It’s very, very straightforward actually. A lot of the greens and yellows and whites are just using an inclusion of oxides into the glazes in titanium as well. (listen to the podcast for more details)
DO YOU HAVE A FAVORITE FORM THAT YOU LIKE TO MAKE?
I love bottle forms but I am constantly shifting the emphasis of the curves. Sometimes the curve will be low and sometimes the curve will be up high. I was exposed, living in Asia when I was a little boy, to beautiful porcelain and that influenced me quite a lot.
WHICH MARKETING VENUES DO YOU FIND TO BE MOST LUCRATIVE?

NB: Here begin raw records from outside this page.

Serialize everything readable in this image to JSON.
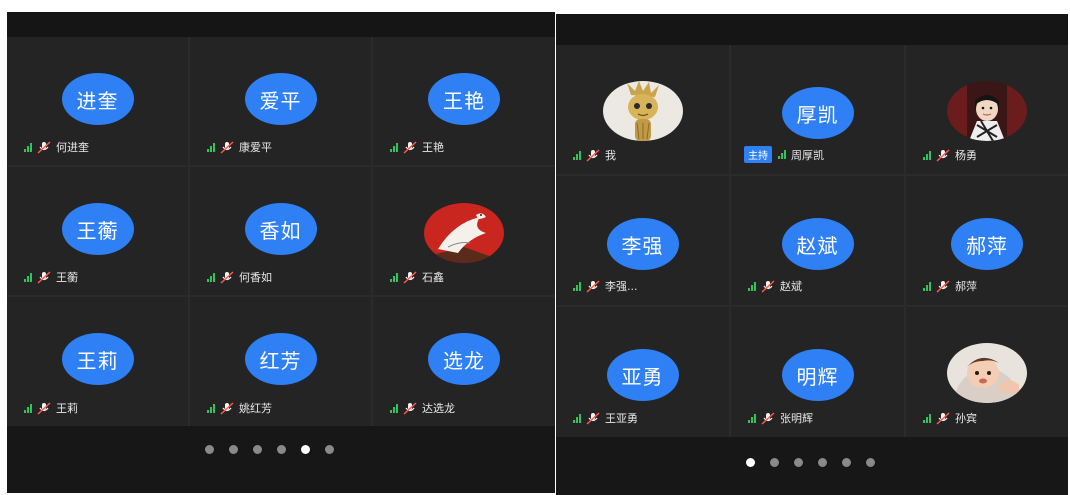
{
  "colors": {
    "accent": "#2f7ff5",
    "signal": "#34c25a",
    "tile_bg": "#242424",
    "panel_bg": "#171717"
  },
  "left_panel": {
    "participants": [
      {
        "avatar_text": "进奎",
        "name": "何进奎"
      },
      {
        "avatar_text": "爱平",
        "name": "康爱平"
      },
      {
        "avatar_text": "王艳",
        "name": "王艳"
      },
      {
        "avatar_text": "王蘅",
        "name": "王蘅"
      },
      {
        "avatar_text": "香如",
        "name": "何香如"
      },
      {
        "avatar_text": "",
        "name": "石鑫",
        "photo": "eagle-painting"
      },
      {
        "avatar_text": "王莉",
        "name": "王莉"
      },
      {
        "avatar_text": "红芳",
        "name": "姚红芳"
      },
      {
        "avatar_text": "选龙",
        "name": "达选龙"
      }
    ],
    "pagination": {
      "total": 6,
      "active_index": 4
    }
  },
  "right_panel": {
    "participants": [
      {
        "avatar_text": "",
        "name": "我",
        "photo": "groot-figure"
      },
      {
        "avatar_text": "厚凯",
        "name": "周厚凯",
        "badge": "主持"
      },
      {
        "avatar_text": "",
        "name": "杨勇",
        "photo": "child-portrait"
      },
      {
        "avatar_text": "李强",
        "name": "李强..."
      },
      {
        "avatar_text": "赵斌",
        "name": "赵斌"
      },
      {
        "avatar_text": "郝萍",
        "name": "郝萍"
      },
      {
        "avatar_text": "亚勇",
        "name": "王亚勇"
      },
      {
        "avatar_text": "明辉",
        "name": "张明辉"
      },
      {
        "avatar_text": "",
        "name": "孙宾",
        "photo": "baby-portrait"
      }
    ],
    "pagination": {
      "total": 6,
      "active_index": 0
    }
  }
}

I have always had a conscious eye on different opportunities in marketing. Many years ago, for instance, I am a very keen gardener, in the winter time when the garden is in the dormant stage, there is not a lot of beautiful ornamentation available for the garden. There was nothing going on here in Australia for beautiful garden work so I created those lovely old stone lanterns you see in Japan but in a really beautiful crystalline glaze. I also made water stones and big water fountains and giant pots for gardens when I used to throw really, really big work. My first exhibition of the garden pieces I had 40 items and by the end of the day 35 were sold. That was one avenue, the other avenues were the corporate market, the galleries, and I have a studio show.
WHAT ADVICE WOULD YOU GIVE TO AN ASPIRING CERAMIC ARTIST WHO IS TRYING TO MAKE A LIVING AT THEIR CRAFT?
To keep practicing and keep making pots. Keep on testing the variables. Every so often something really beautiful jumps out. Those sorts of highlights drive you forward.